Provided data:

· · · · ·

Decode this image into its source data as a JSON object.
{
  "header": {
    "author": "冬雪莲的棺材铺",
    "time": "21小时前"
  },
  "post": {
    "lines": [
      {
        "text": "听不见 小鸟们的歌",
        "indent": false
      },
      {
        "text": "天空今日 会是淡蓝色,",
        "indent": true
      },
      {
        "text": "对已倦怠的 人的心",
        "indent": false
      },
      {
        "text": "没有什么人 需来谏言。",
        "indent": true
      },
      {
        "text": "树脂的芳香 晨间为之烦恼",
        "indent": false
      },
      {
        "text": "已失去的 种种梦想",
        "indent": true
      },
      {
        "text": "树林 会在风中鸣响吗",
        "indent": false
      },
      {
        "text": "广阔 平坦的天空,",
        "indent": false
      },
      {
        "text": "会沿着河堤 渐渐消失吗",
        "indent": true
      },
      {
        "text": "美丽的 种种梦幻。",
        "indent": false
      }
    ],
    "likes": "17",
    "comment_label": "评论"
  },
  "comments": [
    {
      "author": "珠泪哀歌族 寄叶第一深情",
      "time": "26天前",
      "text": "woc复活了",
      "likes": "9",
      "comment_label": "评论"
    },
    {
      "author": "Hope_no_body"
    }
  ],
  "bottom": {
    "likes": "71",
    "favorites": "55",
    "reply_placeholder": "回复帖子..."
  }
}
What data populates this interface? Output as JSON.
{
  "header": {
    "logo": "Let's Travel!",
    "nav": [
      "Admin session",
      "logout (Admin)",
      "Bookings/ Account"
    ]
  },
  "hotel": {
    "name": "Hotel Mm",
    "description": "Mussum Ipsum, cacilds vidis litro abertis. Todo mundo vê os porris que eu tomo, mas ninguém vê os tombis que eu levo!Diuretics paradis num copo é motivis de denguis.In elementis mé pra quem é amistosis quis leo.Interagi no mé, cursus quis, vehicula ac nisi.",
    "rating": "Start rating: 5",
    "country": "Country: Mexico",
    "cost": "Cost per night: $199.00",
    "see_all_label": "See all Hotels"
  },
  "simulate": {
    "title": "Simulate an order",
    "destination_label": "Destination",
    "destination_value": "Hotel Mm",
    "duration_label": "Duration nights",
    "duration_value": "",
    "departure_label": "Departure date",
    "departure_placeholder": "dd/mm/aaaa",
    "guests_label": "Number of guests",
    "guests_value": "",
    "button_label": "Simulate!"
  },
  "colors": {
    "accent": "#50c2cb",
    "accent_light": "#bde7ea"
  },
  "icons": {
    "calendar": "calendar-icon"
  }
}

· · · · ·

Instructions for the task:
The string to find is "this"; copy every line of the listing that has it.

The answer:
Decode this image into its source data as a JSON object.
What data populates this interface? Output as JSON.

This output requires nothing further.